Through legislation and public policy, the State created the State of Destitution – a zone of economic, political, social and human abandonment – and declared African women as its citizens. For six years, Dianne Ngoza has rejected that citizenship, and has turned destitution into the richness of advocacy for human, civil and women’s rights and dignity.
This week, Dianne Ngoza went to the Dallas Court Reporting Centre in Salford. Before entering, she told a crowd of supporters, “The immigration problem has risen to its highest level than it has before, it’s not surprising that most people have become insensitive to deaths, of human lives. We live in a world where evil has taken the upper hand … Let us think of those who are drowning each day while trying to flee wars in their countries; the poor parents who have lost their children, the children who didn’t have the opportunity to contribute to society by fulfilling their dreams. I can never imagine the pain they go through each passing day. Although I’m one of those who has lost some of my loved ones through reckless wars, I find it hard to comprehend.
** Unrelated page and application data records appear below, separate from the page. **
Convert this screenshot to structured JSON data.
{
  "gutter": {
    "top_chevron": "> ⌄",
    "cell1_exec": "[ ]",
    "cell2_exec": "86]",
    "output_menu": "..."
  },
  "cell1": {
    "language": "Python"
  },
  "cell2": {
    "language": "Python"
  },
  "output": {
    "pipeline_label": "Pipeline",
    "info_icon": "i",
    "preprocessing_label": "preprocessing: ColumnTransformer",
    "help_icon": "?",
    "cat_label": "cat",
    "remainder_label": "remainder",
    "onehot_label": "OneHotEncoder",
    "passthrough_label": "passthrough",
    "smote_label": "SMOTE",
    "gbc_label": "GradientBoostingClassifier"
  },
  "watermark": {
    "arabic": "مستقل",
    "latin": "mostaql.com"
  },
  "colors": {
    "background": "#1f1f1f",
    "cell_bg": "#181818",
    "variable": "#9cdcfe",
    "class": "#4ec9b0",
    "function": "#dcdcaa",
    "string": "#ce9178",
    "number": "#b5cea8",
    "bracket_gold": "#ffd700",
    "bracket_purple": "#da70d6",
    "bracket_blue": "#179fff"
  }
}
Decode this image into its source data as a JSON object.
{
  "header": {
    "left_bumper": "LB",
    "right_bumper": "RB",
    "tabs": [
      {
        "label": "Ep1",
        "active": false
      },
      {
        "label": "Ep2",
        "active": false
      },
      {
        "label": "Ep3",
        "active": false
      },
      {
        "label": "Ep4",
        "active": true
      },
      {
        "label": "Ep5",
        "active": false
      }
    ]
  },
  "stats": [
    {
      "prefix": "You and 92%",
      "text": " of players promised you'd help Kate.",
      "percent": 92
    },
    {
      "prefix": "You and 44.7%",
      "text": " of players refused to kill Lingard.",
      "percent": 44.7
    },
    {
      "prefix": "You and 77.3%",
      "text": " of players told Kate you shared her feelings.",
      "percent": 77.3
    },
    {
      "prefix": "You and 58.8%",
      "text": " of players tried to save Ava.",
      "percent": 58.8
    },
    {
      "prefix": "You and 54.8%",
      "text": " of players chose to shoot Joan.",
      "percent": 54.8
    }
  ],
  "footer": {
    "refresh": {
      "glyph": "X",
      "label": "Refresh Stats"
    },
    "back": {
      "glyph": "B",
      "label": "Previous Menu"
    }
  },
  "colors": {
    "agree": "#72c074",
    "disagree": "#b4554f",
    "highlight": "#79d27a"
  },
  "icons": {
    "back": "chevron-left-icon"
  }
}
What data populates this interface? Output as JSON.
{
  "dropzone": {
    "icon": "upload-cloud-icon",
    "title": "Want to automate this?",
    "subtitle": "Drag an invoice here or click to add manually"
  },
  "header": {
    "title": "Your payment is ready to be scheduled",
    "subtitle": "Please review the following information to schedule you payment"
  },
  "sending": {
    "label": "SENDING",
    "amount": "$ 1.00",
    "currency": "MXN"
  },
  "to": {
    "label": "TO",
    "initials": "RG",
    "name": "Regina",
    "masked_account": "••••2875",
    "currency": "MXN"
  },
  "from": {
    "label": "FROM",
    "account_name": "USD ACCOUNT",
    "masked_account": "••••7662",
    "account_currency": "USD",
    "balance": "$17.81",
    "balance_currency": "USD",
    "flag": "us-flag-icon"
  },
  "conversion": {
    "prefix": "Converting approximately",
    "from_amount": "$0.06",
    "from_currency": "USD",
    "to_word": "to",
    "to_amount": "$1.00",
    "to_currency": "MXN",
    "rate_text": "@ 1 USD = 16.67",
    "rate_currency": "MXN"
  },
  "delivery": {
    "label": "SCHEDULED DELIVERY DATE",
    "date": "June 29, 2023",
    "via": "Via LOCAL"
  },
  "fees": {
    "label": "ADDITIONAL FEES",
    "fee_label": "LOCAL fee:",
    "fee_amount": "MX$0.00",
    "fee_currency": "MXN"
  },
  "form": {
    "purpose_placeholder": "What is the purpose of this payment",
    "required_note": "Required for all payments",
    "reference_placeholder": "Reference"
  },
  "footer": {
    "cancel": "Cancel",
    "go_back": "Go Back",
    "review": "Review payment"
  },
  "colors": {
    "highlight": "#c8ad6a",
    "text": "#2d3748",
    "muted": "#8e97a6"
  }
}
We can all do something to change the system which is comprised of a handful of rich people in high positions that are controlling the whole world. It’s up to each one of us … as long as we are consistent and never lose hope we can make a difference. Let us fight for all the generations around the world that are suffering in silence. Let us be the mouthpiece for those who cannot speak for themselves.”
Dianne Ngoza never emerged from the Dallas Court Reporting Centre. Instead, she was smuggled to Yarl’s Wood where she awaits deportation to Zambia. The Salford Star reached Home Affairs and asked: “Why was Dianne detained at Dallas Court when her lawyers were filing new evidence and `proofs’ at the time? Why were supporters and family, and Dianne herself, informed that she was being taken to Pennine House in Manchester, when she was actually being taken to Yarl’s Wood? Is there any avenues left for Dianne to remain in the country while her case is heard?”
Home Affairs responded, “We expect people with no legal basis to remain in the UK to leave the country voluntarily, and we provide support to help people return to their home country. Where they refuse to do so we will seek to enforce their removal.”
Let us fight for all the generations around the world that are suffering in silence. Let us be the mouthpiece for those who cannot speak for themselves. Let us reject the torture that passes for support. Let us abolish the State of Destitution, the zone of abandonment. Let us join with the WAST choir, the Nightingales, who sing of women’s rights, women’s power, women’s dreams, and who begin their songs with this: “We want Yarl’s Wood to close, not just today, or tomorrow, but forever”. Sing it loud, sing it proud, shut it down, set her free, not just today, or tomorrow, but forever. Amen.